In traditional cultures, where you live is a big part of who you are. Many Americans, on the other hand, tend to view our communities as way stations to somewhere else. Most of us leave home at an early age and don’t return to raise our kids in the communities where we grew up. As we age, many of us move again for economic reasons or to be with the grandchildren our children are raising somewhere else. Continue reading
Like most parents of active boys, I got a few phone calls from school over the years. Remembering them, I usually laugh. He stole a potato chip from Emily! But one of them still turns my stomach. When I was at work one day, the principal of Gabe’s school called to say Gabe had been “acting up” all week whenever his teacher read aloud to the class. This wasn’t Gabe’s usual venue for mischief so after a few minutes on the phone I asked what book the teacher was reading.
Street art has become a kind of big deal in some cities. It is an early stage experiment in some places, like Bangkok, and an integral part of the architectural landscape in others, like San Francisco’s Mission District.

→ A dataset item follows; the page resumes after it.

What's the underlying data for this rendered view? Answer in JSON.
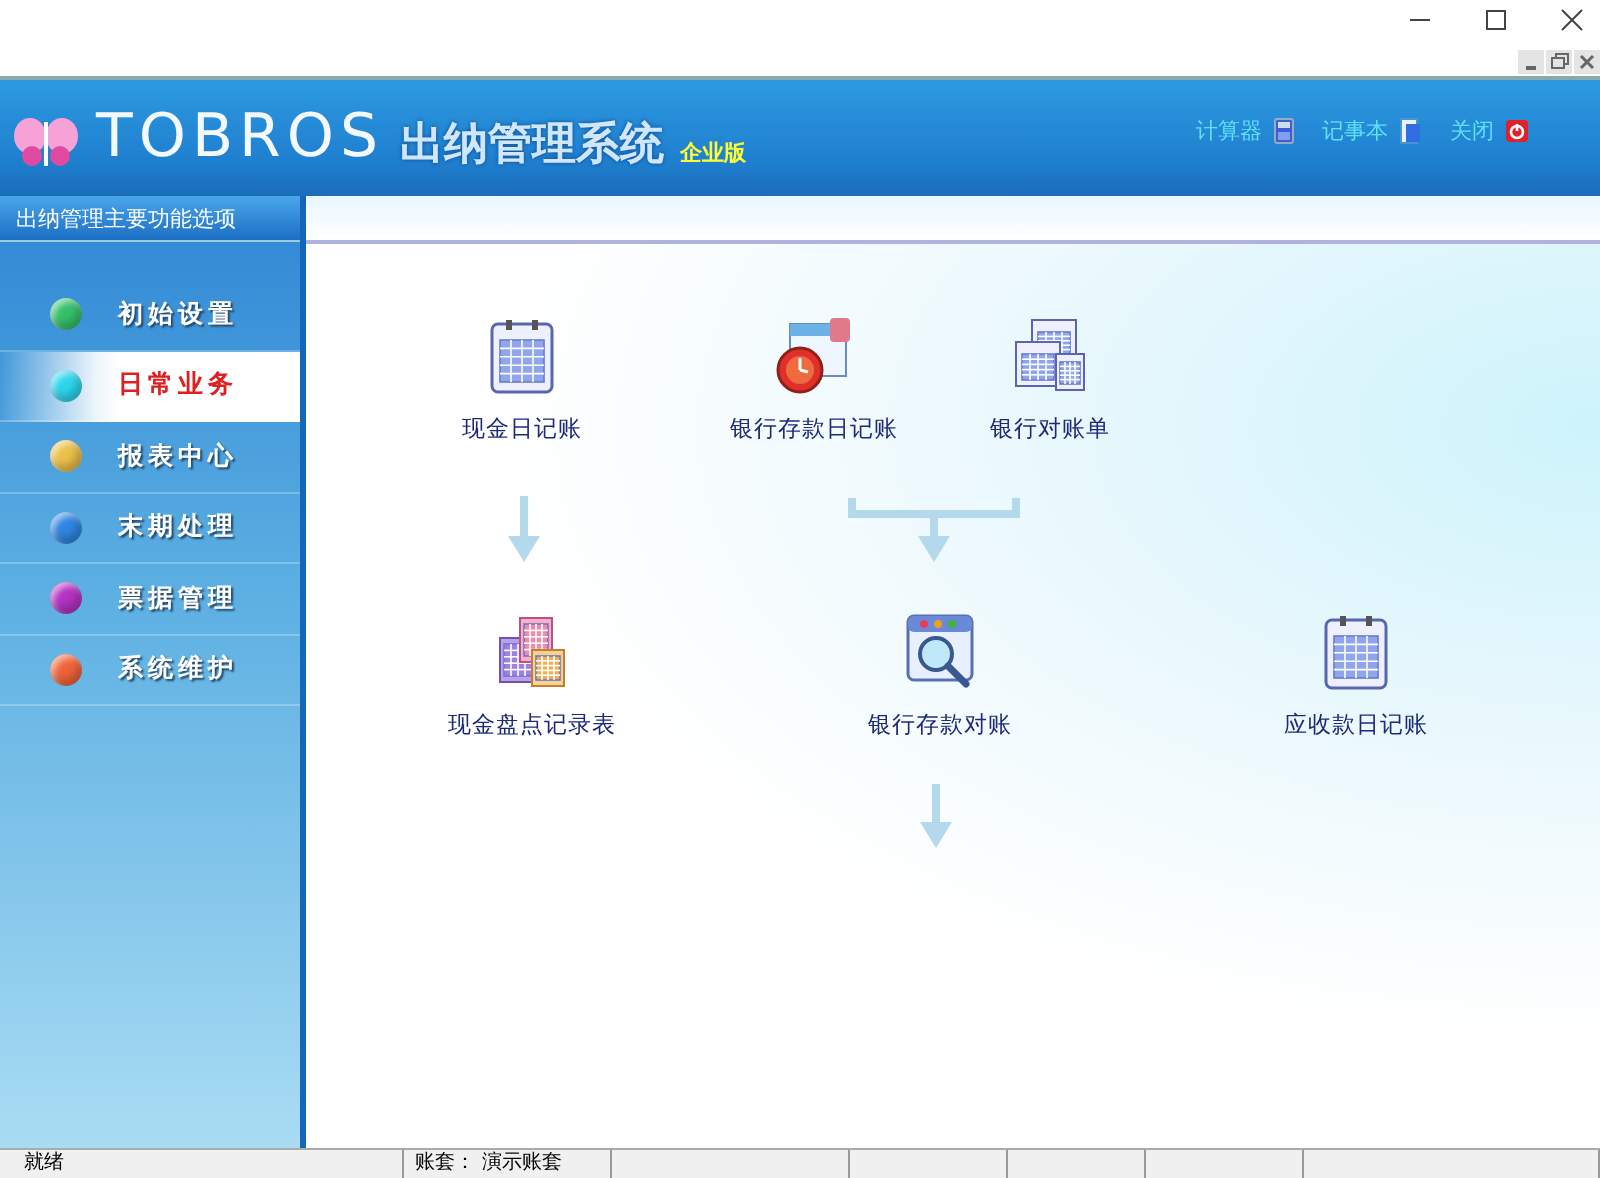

When I went to China a few years ago, I didn’t think of Beijing as a city with a thriving arts community. More of a temple/palace/Great Wall kind of place. So I was surprised when I got off the bus in Beijing’s Dashanzi Art Zone. Also called “798,” the neighborhood is a virtual Disneyland of playful murals, outdoor sculptures and aromatheraputic galleries.

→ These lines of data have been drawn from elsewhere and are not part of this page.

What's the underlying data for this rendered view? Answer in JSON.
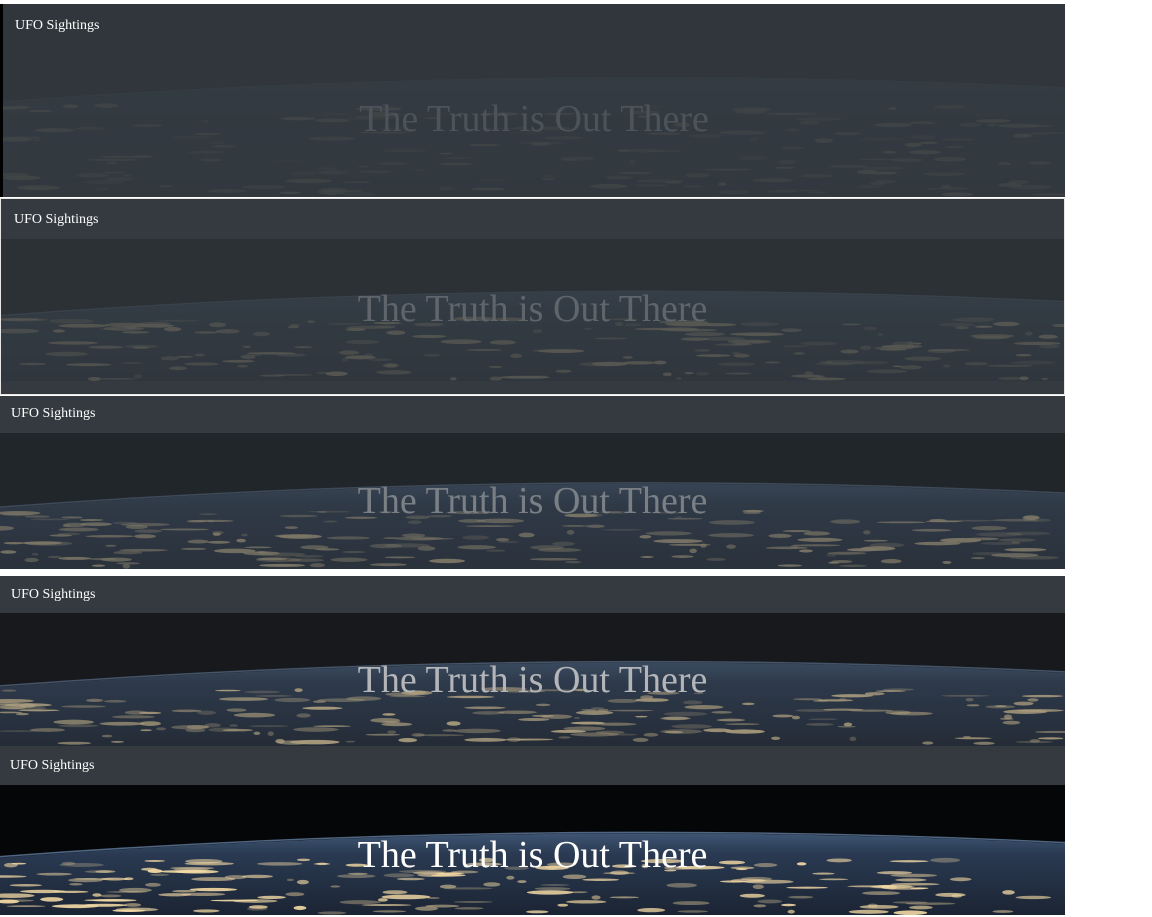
{
  "frames": [
    {
      "brand": "UFO Sightings",
      "hero_text": "The Truth is Out There",
      "overlay_opacity": 0.93
    },
    {
      "brand": "UFO Sightings",
      "hero_text": "The Truth is Out There",
      "overlay_opacity": 0.82
    },
    {
      "brand": "UFO Sightings",
      "hero_text": "The Truth is Out There",
      "overlay_opacity": 0.62
    },
    {
      "brand": "UFO Sightings",
      "hero_text": "The Truth is Out There",
      "overlay_opacity": 0.38
    },
    {
      "brand": "UFO Sightings",
      "hero_text": "The Truth is Out There",
      "overlay_opacity": 0.0
    }
  ],
  "colors": {
    "navbar": "#343a40",
    "space": "#050608",
    "earth_dark": "#1b2433",
    "earth_mid": "#2a3a52",
    "city_lights": "#f3d9a4",
    "atmosphere": "#3e5573"
  },
  "background_image": "earth-at-night-from-space"
}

Springtime in Los Angeles is gorgeous — blue skies, puffy cumulus clouds, bright orange poppies, lush green hills. Every once in awhile, you smell the syrupy perfume of orange blossoms. The traffic is famously slow on freeways that seem to go nowhere but a lot of the cars are awfully nice. Although my first loyalty is to my geographic soul mate in the north, I feel very comfortable here and even a little nostalgic. Disneyland. Vin Sculley. Olvera Street. Surfer boys. Palm trees.